DOES A TOWN START?
First, there's a house where people live. Then another house . . . and another . . . and another . . . Finally, there are so many that someone builds a store. And now the people can buy things without having to bring them in from far away.
But that's not always how a town starts. Sometimes the store comes first. This is a story about one that did. It's a story that starts with the words "Once upon a time. . ." But It is a true story. A story that has happened in many places all over the world.
Once upon a time some men in a boat came up river to explore wild country. The men were traders. They wanted to trade or sell things to the people in the wild country and buy things from them. The people who lived there could have been almost anybody, but these were Native Americans.
Day and night, day and night, the men in the boat kept moving up the river. Finally, they came to a place where another big river emptied into their river.
"Look," the leader said, "here where the two rivers meet is a good place to build our store. Plenty of trees that we can cut down to make our buildings. Land's high enough that we can fight off any enemies that attack. And the Native Americans can come to us from both rivers to sell things to us and to buy what we have to sell to them."
The men landed and cut down trees and built a log store, or trading post. They built some log houses to live in. And they built a strong fence around everything so that they would be safer if Native Americans attacked.
Some traders cheated the Native Americans. This made the Native Americans so angry that they sometimes attacked the traders with bows and arrows and tried to make them go away.
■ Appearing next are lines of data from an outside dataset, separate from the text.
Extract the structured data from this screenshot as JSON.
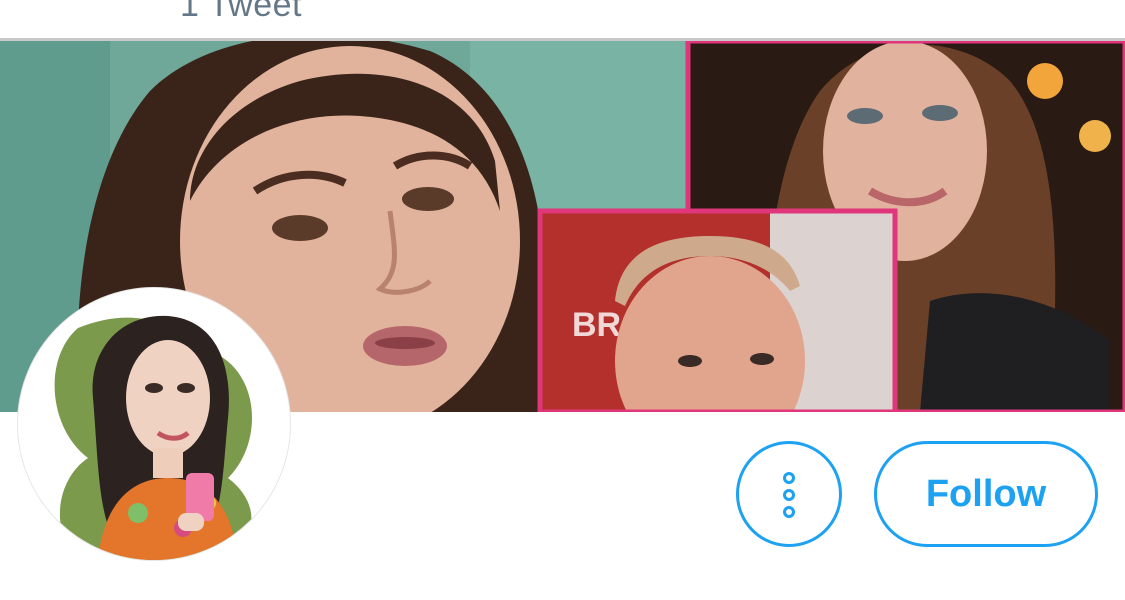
{
  "header": {
    "tweet_count": "1 Tweet"
  },
  "banner": {
    "image": "banner-collage-photo",
    "colors": {
      "frame": "#e0367b",
      "background": "#7fb6a6"
    }
  },
  "profile": {
    "avatar": "avatar-illustration"
  },
  "actions": {
    "more_icon": "more-vertical-icon",
    "follow_label": "Follow",
    "accent": "#1da1f2"
  }
}
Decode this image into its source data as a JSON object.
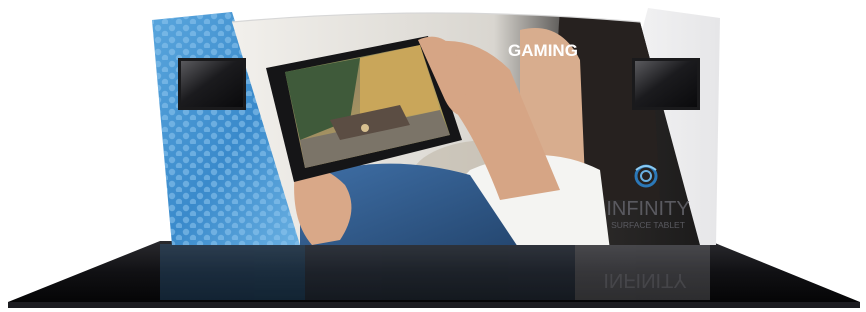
{
  "scene": {
    "center_panel": {
      "label": "GAMING"
    },
    "right_panel": {
      "brand_name": "INFINITY",
      "brand_tagline": "SURFACE TABLET",
      "logo_icon": "swirl-ring-icon"
    },
    "left_panel": {
      "pattern": "hexagon-dots"
    },
    "monitors": [
      "left-monitor",
      "right-monitor"
    ],
    "floor": {
      "reflection_text": "INFINITY"
    }
  },
  "colors": {
    "left_panel_blue": "#3e8fd0",
    "right_panel_gray": "#e9e9ea",
    "floor_black": "#0d0d0f",
    "brand_blue": "#2b78b8",
    "brand_text": "#5a5a60"
  }
}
But let's say these traders didn't cheat the Native Americans. So the Native Americans brought valuable furs to the trading post and traded them for guns and bullets, animal traps, and blankets and food. The men at the trading post sent the furs down-river to the big cities by the ocean and brought back more and more things to trade with the Native Americans for more and more furs--fox, coon, squirrel, skunk, bear, and especially beaver.
One day a man came and built a mill by the river to grind wheat and corn. Now the people who lived there could have fresh flour and cornmeal. Another man came who knew how to make leather from animal skins, and shoes for people and harnesses for horses. Another man came who knew how to fix broken guns and even make new ones. He also knew how to put iron shoes on horses. Someone else came who knew how to weave cloth and make clothes for people. And all the time, more people were coming and cutting down trees and starting gardens and farms.
Finally, there were enough people there at the place where the rivers met that they built a school, a church, and a post office . . . and later a man built a bank.
More and more boats were traveling on the river now; even steamboats. Finally, a road was built through the woods all the way from the ocean to that town where the rivers met. Now big wagons came rolling, loaded with things for people to buy, and loaded with people who wanted to stay and live in that new country, which wasn't so wild anymore.
Railroad tracks were built and travelers started coming to the town where the rivers met. This made it easy for settlers to receive supplies and to travel.
The place was picked too, because the soil was so good for growing crops. The Cache La Poudre nearby would furnish irrigation water. Logs for making lumber could be floated down from the mountains.
The town is still there today, only now it is full of automobiles and buildings. The town is called Greeley.